 A Collection of Hymns for the Use of People Called Bible Christians, Bible Christian Book-Room, London, 1889. Hereafter referred to as BC.
 United Methodist Free Church Hymnal, United Methodist Free Churches’ Book Room, London, 1889. Hereafter referred to as UMFC.
 The Methodist Hymn Book, Methodist New Connexion Book-Room, London, 1904.
 BC; see Mankin, K., ‘How they sang on the way to Zion – An Examination of the Major Hymn books of the Main Methodist Traditions during the period 1875 – 1890 and their Relationship to Church and Society’, unpublished M. Phil. Thesis, Council for National Academic Awards, 1992, p.135-151. According to him ‘almost a quarter of the total number of hymns in the hymn book [belong] to the Bible Christian Tradition alone’.
 Quoted by Turner, J.M., in A History of the Methodist Church in Great Britain, Vol. 3, p326.
 Turner, J.M., in A History of the Methodist Church in Great Britain, Vol. 3, p326.

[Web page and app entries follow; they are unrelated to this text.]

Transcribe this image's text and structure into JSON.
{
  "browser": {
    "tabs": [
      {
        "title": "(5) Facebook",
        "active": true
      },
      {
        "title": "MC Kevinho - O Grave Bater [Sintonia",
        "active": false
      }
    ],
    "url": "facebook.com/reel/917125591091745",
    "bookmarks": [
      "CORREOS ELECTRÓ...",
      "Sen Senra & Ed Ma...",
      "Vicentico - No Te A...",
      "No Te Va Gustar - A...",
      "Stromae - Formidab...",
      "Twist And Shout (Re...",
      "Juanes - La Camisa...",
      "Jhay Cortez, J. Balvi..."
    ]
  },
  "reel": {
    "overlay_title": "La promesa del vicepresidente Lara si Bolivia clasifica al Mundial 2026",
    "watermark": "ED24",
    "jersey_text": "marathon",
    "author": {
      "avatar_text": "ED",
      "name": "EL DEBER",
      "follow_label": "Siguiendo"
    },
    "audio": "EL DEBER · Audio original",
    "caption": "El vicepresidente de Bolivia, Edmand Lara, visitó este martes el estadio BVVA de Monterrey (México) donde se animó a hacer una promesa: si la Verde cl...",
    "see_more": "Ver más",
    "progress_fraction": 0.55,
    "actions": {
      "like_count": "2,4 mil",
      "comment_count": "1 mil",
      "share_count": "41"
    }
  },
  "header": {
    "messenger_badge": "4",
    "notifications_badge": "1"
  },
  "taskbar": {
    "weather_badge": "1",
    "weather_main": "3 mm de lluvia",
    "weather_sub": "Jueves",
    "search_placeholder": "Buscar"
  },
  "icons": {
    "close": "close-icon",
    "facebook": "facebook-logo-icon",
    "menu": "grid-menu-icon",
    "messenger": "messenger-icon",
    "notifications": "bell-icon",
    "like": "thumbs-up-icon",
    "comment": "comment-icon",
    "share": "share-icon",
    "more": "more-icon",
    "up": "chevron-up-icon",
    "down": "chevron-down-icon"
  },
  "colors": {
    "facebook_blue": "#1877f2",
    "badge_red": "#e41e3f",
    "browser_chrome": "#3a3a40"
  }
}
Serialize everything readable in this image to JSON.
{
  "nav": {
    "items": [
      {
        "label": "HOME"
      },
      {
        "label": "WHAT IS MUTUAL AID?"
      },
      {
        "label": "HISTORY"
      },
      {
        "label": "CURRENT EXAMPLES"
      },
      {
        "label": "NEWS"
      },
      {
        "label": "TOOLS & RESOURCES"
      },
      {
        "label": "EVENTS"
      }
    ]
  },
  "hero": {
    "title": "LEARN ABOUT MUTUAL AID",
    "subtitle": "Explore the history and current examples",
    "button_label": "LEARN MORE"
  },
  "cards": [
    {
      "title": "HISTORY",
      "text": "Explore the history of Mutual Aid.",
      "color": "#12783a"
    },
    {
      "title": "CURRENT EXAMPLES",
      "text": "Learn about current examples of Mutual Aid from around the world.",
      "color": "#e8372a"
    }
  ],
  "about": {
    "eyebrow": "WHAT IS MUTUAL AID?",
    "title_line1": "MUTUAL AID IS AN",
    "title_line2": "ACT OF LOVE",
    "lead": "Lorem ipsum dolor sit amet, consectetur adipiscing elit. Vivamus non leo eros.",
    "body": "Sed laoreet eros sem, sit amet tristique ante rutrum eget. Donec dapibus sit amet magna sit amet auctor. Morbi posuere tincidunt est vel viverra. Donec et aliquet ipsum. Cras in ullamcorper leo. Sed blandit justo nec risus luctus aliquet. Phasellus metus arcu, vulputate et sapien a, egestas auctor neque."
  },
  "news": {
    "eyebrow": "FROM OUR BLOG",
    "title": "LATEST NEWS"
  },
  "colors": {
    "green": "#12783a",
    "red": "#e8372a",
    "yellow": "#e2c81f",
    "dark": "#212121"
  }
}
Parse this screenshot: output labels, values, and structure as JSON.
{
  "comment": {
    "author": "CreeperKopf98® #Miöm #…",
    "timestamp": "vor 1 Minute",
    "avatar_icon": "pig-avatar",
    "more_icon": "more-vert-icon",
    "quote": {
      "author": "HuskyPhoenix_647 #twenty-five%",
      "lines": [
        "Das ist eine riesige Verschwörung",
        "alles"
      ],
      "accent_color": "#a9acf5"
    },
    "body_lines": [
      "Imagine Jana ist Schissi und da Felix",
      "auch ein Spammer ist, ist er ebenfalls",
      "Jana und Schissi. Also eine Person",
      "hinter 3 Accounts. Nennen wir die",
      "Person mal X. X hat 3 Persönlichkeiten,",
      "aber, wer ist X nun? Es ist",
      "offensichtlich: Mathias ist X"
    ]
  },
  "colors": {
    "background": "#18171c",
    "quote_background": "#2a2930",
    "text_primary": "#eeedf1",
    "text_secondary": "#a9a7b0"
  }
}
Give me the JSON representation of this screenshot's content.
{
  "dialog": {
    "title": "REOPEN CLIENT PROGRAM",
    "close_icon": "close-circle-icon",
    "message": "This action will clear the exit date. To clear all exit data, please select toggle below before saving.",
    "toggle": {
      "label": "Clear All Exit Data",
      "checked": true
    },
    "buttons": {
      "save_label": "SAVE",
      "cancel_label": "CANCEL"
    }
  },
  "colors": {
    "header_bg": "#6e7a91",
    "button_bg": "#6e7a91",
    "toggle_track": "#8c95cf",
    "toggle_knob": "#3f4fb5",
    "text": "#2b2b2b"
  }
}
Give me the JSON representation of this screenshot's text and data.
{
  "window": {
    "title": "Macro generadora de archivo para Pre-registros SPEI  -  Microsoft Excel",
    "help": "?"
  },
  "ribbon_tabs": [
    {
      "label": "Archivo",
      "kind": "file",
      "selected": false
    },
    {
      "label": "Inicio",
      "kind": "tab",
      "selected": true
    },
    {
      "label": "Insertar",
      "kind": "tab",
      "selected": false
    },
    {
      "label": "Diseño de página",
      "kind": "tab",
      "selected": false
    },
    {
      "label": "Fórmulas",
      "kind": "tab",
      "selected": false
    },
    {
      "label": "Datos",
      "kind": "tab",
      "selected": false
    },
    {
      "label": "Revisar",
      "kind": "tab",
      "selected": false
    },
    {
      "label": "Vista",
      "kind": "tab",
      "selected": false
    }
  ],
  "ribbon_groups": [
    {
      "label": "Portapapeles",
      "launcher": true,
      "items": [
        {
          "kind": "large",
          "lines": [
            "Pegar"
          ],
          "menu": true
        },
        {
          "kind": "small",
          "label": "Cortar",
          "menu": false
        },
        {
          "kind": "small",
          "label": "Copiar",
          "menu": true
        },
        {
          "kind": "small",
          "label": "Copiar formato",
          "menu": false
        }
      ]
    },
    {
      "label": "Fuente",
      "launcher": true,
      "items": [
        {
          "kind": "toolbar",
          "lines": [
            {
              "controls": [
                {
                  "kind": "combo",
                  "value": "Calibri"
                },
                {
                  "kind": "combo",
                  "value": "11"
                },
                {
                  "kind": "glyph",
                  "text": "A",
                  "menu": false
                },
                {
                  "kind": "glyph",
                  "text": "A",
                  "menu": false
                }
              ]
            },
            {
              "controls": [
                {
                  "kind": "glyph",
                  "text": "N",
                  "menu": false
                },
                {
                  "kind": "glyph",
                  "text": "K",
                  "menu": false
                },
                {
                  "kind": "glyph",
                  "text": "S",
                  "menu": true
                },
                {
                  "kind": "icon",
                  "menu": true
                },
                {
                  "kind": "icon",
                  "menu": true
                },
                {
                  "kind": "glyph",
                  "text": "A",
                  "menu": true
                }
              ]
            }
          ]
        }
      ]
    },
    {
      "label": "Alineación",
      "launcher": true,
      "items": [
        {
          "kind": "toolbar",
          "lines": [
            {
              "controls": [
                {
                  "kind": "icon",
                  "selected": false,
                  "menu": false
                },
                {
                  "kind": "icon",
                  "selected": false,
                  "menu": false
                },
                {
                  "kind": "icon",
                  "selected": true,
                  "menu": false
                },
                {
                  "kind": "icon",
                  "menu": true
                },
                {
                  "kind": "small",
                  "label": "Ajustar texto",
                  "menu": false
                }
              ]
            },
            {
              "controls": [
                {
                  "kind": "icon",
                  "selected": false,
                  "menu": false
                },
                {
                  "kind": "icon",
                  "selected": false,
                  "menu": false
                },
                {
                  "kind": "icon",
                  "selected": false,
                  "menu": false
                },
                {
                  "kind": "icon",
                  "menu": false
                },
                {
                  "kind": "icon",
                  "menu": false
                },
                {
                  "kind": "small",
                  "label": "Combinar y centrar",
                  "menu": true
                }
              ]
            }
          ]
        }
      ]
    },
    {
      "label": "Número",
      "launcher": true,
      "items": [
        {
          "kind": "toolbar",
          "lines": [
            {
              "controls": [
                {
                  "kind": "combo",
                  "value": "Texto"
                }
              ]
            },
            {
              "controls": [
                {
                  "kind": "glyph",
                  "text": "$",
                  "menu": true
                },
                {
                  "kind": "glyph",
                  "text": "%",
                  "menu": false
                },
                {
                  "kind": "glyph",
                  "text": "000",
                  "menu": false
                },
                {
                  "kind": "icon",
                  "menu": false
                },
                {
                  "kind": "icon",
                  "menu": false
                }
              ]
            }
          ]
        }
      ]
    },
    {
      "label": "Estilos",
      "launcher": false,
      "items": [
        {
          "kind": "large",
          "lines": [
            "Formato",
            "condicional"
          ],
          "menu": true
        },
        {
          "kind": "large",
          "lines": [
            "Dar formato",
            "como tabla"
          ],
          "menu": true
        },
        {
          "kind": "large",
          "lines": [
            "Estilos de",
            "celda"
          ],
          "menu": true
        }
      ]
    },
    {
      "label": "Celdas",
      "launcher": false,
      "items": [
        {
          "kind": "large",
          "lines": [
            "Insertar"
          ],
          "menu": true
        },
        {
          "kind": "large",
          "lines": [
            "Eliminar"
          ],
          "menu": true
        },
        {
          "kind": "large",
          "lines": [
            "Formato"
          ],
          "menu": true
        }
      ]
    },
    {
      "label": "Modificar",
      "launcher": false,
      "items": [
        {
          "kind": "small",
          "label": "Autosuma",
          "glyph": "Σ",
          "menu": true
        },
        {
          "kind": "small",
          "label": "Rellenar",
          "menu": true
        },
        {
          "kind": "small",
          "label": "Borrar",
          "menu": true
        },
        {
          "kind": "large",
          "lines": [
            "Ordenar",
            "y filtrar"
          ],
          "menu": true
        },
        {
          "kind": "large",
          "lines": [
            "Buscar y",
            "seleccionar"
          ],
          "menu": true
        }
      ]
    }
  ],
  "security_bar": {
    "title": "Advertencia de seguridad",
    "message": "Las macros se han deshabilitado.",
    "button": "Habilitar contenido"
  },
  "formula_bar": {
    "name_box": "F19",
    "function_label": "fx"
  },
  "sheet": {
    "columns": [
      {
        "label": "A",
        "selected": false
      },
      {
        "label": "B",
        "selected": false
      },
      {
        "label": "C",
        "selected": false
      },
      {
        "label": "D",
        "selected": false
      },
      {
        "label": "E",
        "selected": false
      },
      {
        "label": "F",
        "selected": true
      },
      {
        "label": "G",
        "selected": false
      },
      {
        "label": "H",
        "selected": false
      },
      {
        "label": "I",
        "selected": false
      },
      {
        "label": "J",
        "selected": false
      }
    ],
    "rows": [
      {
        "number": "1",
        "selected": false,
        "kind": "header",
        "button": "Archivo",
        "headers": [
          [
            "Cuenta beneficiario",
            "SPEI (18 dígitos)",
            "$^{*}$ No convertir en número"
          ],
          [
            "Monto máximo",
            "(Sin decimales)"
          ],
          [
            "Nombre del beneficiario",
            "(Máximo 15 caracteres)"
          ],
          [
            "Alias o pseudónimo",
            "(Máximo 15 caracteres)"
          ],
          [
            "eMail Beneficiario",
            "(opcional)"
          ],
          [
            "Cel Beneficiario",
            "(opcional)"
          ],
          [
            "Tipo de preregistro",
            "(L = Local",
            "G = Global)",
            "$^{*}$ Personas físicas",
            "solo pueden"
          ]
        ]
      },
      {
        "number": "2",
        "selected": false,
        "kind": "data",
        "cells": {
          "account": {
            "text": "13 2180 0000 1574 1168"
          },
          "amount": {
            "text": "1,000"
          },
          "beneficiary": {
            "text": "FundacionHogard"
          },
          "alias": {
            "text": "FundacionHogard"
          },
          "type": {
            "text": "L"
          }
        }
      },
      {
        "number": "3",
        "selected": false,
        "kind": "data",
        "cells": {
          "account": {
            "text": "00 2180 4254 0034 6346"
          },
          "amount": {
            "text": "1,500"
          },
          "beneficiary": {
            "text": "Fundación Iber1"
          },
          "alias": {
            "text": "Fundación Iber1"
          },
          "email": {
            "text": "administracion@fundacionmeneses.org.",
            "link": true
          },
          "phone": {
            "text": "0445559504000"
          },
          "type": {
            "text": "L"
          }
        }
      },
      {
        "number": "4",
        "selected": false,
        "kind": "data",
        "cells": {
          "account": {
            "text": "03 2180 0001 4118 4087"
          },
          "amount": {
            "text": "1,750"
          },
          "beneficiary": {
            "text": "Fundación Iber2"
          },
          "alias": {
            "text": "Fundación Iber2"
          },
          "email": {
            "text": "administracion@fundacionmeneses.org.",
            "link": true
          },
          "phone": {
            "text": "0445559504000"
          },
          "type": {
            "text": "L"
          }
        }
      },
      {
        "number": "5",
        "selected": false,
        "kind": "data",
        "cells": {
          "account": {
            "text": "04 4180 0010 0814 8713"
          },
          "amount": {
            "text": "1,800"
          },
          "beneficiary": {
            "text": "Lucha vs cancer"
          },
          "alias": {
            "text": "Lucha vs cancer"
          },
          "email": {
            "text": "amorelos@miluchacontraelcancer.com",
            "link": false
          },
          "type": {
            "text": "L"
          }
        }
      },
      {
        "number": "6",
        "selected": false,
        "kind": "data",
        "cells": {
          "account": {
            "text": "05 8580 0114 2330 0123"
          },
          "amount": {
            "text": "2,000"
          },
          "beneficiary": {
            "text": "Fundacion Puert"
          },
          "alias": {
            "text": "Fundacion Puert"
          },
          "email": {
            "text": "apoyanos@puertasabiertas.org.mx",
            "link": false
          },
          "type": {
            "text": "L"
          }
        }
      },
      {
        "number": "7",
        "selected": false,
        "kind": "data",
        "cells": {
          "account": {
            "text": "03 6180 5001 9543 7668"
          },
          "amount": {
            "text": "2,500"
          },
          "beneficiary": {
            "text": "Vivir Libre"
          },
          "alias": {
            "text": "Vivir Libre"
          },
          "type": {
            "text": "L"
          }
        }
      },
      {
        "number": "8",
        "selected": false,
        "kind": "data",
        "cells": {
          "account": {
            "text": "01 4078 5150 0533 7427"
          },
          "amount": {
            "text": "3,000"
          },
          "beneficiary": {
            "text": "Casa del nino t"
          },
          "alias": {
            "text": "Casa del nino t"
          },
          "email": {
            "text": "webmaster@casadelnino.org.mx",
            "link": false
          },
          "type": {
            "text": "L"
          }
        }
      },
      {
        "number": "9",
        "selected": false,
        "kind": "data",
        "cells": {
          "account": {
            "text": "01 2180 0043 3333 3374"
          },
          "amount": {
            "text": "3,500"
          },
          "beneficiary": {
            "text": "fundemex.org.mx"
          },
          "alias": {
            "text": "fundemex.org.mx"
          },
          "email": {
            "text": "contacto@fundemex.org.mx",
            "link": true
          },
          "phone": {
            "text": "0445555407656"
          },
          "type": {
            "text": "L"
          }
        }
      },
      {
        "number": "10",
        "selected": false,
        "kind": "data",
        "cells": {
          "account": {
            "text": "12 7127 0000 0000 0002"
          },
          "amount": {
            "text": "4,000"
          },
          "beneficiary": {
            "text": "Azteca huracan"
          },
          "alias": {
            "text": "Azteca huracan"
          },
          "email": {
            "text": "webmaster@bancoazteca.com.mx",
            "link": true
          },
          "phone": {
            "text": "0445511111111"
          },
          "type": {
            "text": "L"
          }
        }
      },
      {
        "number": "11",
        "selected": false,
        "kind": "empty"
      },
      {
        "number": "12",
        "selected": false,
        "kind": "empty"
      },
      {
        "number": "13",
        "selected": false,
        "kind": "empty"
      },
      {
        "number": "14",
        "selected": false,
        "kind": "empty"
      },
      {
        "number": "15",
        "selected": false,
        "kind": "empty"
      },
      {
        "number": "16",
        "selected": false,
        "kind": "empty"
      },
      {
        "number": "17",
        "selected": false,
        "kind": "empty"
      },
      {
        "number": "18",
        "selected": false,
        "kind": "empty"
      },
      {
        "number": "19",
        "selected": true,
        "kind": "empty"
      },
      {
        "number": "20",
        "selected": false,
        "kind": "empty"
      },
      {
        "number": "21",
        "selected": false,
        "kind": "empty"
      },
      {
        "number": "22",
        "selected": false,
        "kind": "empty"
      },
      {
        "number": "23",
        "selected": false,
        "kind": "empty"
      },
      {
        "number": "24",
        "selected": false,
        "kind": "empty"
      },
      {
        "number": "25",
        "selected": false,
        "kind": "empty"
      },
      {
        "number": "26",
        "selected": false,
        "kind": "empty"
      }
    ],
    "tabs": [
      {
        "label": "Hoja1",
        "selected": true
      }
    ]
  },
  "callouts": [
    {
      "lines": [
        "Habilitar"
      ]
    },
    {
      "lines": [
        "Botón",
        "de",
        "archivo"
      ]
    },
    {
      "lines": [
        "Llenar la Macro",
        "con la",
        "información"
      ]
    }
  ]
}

 Newton, J., Heart speaks to heart, p.70. Newton’s commentary implies that some Wesleyans recognised this as symptomatic of a diminished view of the importance of Eucharistic observance and a source for concern.
 For a summary description of this denomination see Lysons, K., A Little Primitive, Church in the Market Place Publications, Buxton, 2001.
 Primitive Methodist Hymnal, Primitive Methodist Publishing House, London, 1886. Hereafter referred to as PM.
 Primitive Methodist Hymnal Supplement, Primitive Methodist Publishing House, London, 1912. Hereafter referred to as PMS.
 Turner, J.M., in A History of the Methodist Church in Great Britain, Vol. 3, p.328.
 See Mankin, K., How they sang on the way to Zion, p.123-134. Mankin comments particularly on the uniqueness of this book.
 Philip Thomas Byard Clayton went to France as an Army Chaplain in 1915. He opened Talbot House in Poperinge. This club, just behind the lines in Flanders, which became known to thousands of soldiers by the nickname of TOC H (TH in the army signallers’ code of those days). After the war he enabled the rebirth of TOC H. This was an attempt to preserve and to hand on to succeeding generations the special atmosphere which had characterised Talbot House in Poperinge, an atmosphere of friendship which made all the barriers that normally keep people apart seem totally irrelevant. (from the official Toc H website, http://www.toch.org.uk)
If we believe the idea of incarnation, if we sense that people saw God, or something of God in Jesus, and I do, we set ourselves a problem. We raise questions.
People want to know how can that be? If we are content with the mystery of not knowing there is no problem. We create the problem by running with the question. The consequences are multitudinous.
Mark just says, in effect, this is the beginning of the good news. My feeling is that, when he was writing the question hadn’t arisen.
John uses logos to get round the problem of God becoming flesh, human. To my mind the most easily acceptable answer in 2022.
Matthew and Luke construct myths. In their time the nature of these accounts would have been seen for what they were I believe, largely fictional, yet true as a novel is true, a sort of, ‘look, it could have happened like this, not saying it did, but’. Then pulling in all the scriptural ‘prophecies’ to justify the assertions. It worked then and becomes less plausible now.
More worrying is that it sets train the whole plethora of myths – Trinity, Fatherhood, divinity over against humanity, virgin birth, Ascension, which become dogma which ‘we must believe’ some would say, in order to be saved.
How much simpler, less arrogant and more exciting to say, IT IS A MYSTERY, I don’t understand it but here in this person called Jesus, I glimpse something of what I think God would BE like as a person. I’m agnostic as to the details but that doesn’t matter one jot! Best of all is God is with us – ‘give me the Good News in the present tense’ – as Sydney Carter put it.